The concept of using a plasma RF-based microsurgical approach as a viable modality for treating tendinosis, and now, recalcitrant plantar fasciosis, was originally drawn from the research work conducted in patients treated for congestive heart failure using laser or RF-based transmyocardial revascularization (TMR). The mechanism of action behind the clinical success observed with laser and RF-based TMR was theorized to be associated with the localized angiogenic healing response noted to occur following the procedure. Localized angiogenesis had not been observed previously using mechanical devices for TMR, which were also less successful clinically. To substantiate adopting a TMR-like approach for treating tendinosis, the capability of plasma RF-based microsurgery for initiating an angiogenic healing response was examined in vivo using histology and biochemical analysis. The sum of several studies provides good evidence to suggest that plasma RF-based microsurgery can promote an angiogenic healing response using an appropriate application.

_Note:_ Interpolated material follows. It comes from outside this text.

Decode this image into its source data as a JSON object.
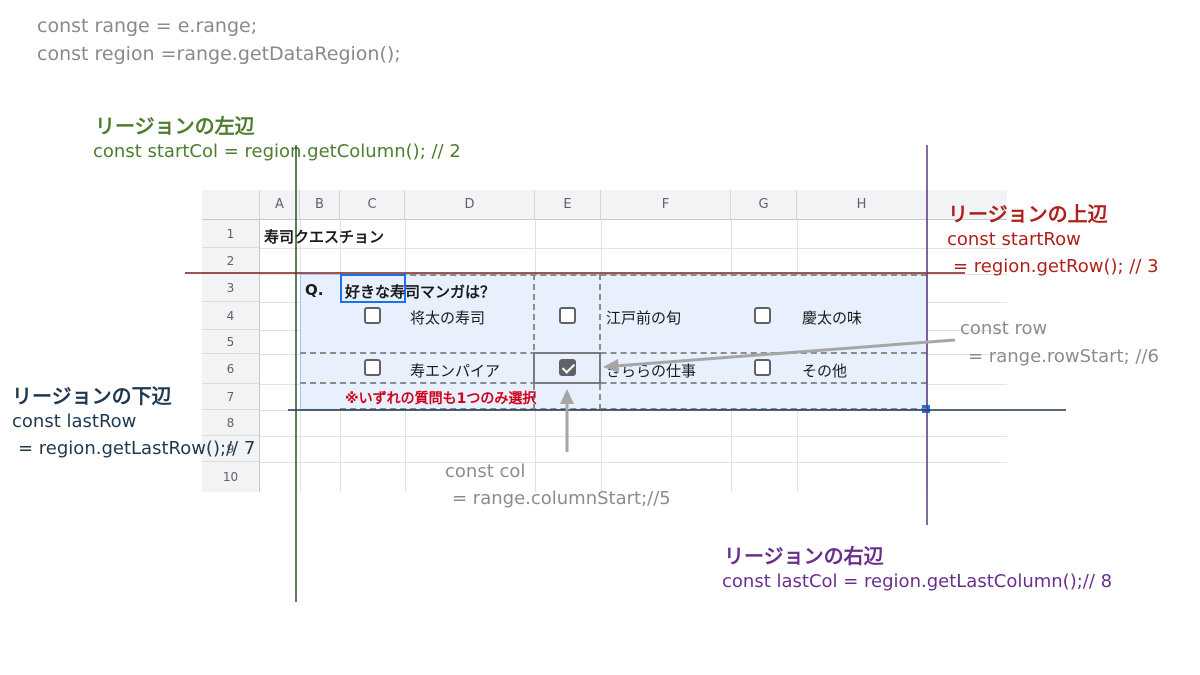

Preliminary clinical experience following plasma RF-based micro-tenotomy has demonstrated excellent success in treating chronic, refractive tendinosis. The investigators reported that this technique was technically simple to perform and was much less invasive than conventional surgery. Patients had a rapid and uncomplicated recovery and reported minimal to no pain 7-10 days following the procedure; their pain relief persisted or improved through 24 months. Magnetic resonance imaging correlated well with clinical results. These promising clinical findings, as well as the evidence from the basic research studies, led us to consider evaluating this plasma RF-based approach for treating symptomatic, chronic, recalcitrant heel pain resembling plantar fasciosis. The purpose of this study is to evaluate the effectiveness of Coblation-based fasciotomy for relieving pain associated with recalcitrant plantar fasciosis and, secondarily, to determine whether there may be additional potential benefits stemming from its use, such as reduced incidence of postoperative complications and improved function, compared to conventional surgery.
Please refer to this study by its ClinicalTrials.gov identifier: NCT00189592
|United States, Illinois|
|Weil Foot & Ankle Institute|
|Des Plaines, Illinois, United States, 60016|
|Principal Investigator:||Lowell S. Weil, Sr., DPM||Weil Foot & Ankle Institute|